Arabic poses another challenge with dialects; each region of the Middle East and North Africa has developed its own set of dialects to the extent that any two countries can easily become lost in translation, both in written and spoken communication. With this in mind, the translator identifies his/her target audience and which dialect to use as per the context he is communicating on/to, then he/she makes decisions on local subtleties and vocabulary. While the word ‘jerrycan’ – an item that is frequently used in communication on activities and humanitarian assistance and response – can be translated into Arabic targeting Yemeni audience as ‘دبة ماء’ (‘dubãẗa māʾiⁿ’), this translation choice won’t be made outside the Yemen context. In global or regional communication, the translator would rather opt for a choice that is comprehensible to almost all Arabic speaking audience in the region, translating the word ‘jerrycan’ into ‘صفيحة مياه’ (‘ṣafīḥaẗu mīāhi’).
Another challenge has to do with institutional approaches to certain sensitive issues, which requires critical decisions on the side of the translator. Displacement, a major area of humanitarian work, is one example of how different humanitarian organizations ‘perceive’ certain notions and concepts. While UN organs, particularly United Nations High Commissioner for Refugees (UNHCR), translate ‘IDPs’ (Internally displaced persons) as ‘المشردين داخليًا’ (‘ạl̊musẖarĩdīna dākẖilīaⁿ̃ạ’), the ICRC chooses to translate ‘displaced’ as ‘النازحين’ (‘ạlnãạziḥīna’), granting agency to IDPs by opting for a structure in Arabic that qualifies them as ‘doers’ by using ‘اسم الفاعل’ (‘ạis̊ma ạl̊fāʿili’ – the participle as a grammatical subject) instead of using ‘اسم المفعول’ (‘ạis̊ma ạl̊maf̊ʿūli’ – the participle as a grammatical object). ‘Mental health’ translated as ‘الصحة العقلية’ (‘ạlṣĩḥãẗa ạl̊ʿaq̊līãẗa’) is rather translated in the ICRC as ‘الصحة النفسية’ (‘ạlṣĩḥãẗi ạlnãf̊sīãẗi’) to avoid the negative connotation and stigmatization accompanying mental health issues in some cultures. Similarly, an ICRC translator would always translate ‘detainee’ as ‘محتجز’ (‘muḥ̊tajiza’) except for very specific contexts and target audience where he/she would rather translate it as ‘معتقل’ (‘muʿ̊taqala’). These conscious decisions made by humanitarian translators are no signs of their infidelity; they are – on the contrary – part of their commitment to the organizational mission that holds high the principles of humanity and universality.

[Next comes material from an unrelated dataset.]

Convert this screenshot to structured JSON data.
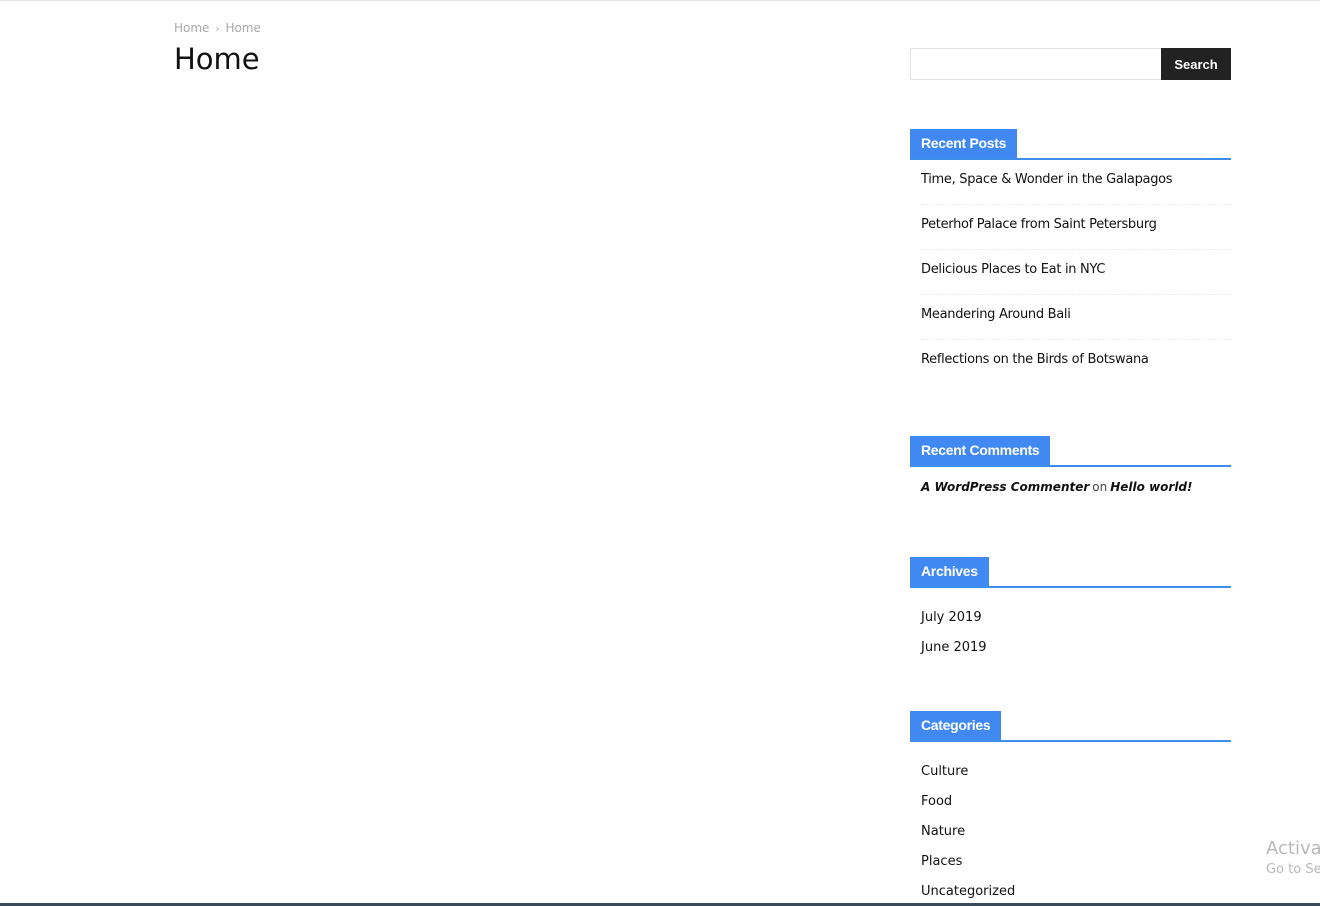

Translating as part of humanitarian response is essentially an act of communication and cultural mediation. Aiming to bridge gaps and build trust, translators are allies to humanitarian actors responding to the needs of affected populations. Whether faithful or not to the text/author/reader, the humanitarian translator remains faithful to his mission; ensuring effective communication that alleviates suffering and saves lives. Based on my own personal and professional experience, I have no doubt – in today’s context – that Italians have had second thoughts about their proverb ‘Traduttore, traditore’!
 Venuti, L. (2008). The Translator’s Invisibility. 2nd ed. New York, NY: Routledge

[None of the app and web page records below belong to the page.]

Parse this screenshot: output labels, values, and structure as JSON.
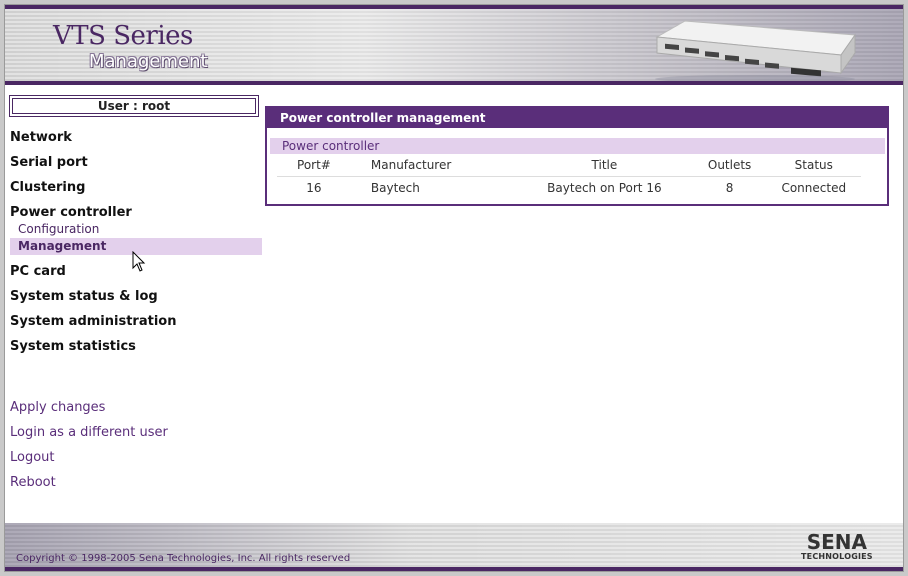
{
  "header": {
    "title": "VTS Series",
    "subtitle": "Management"
  },
  "sidebar": {
    "user_label": "User : root",
    "items": [
      {
        "label": "Network"
      },
      {
        "label": "Serial port"
      },
      {
        "label": "Clustering"
      },
      {
        "label": "Power controller",
        "children": [
          {
            "label": "Configuration"
          },
          {
            "label": "Management",
            "active": true
          }
        ]
      },
      {
        "label": "PC card"
      },
      {
        "label": "System status & log"
      },
      {
        "label": "System administration"
      },
      {
        "label": "System statistics"
      }
    ],
    "actions": [
      {
        "label": "Apply changes"
      },
      {
        "label": "Login as a different user"
      },
      {
        "label": "Logout"
      },
      {
        "label": "Reboot"
      }
    ]
  },
  "main": {
    "panel_title": "Power controller management",
    "section_title": "Power controller",
    "table": {
      "columns": [
        "Port#",
        "Manufacturer",
        "Title",
        "Outlets",
        "Status"
      ],
      "rows": [
        {
          "port": "16",
          "manufacturer": "Baytech",
          "title": "Baytech on Port 16",
          "outlets": "8",
          "status": "Connected"
        }
      ]
    }
  },
  "footer": {
    "copyright": "Copyright © 1998-2005 Sena Technologies, Inc. All rights reserved",
    "brand": "SENA",
    "brand_sub": "TECHNOLOGIES"
  },
  "colors": {
    "accent": "#5a2e7a",
    "dark_accent": "#4a2763",
    "highlight": "#e3d0ec"
  },
  "icons": [
    "device-image",
    "mouse-cursor-icon",
    "sena-logo"
  ]
}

- Nicholas Hawton, The art of influencing: how to maximize impact in a complex, interconnected world, December 8, 2022
- Hugo Slim, Trust Me – I’m a Humanitarian, October 24, 2019
- Marc Dubois, The other side of trust, November 26, 2019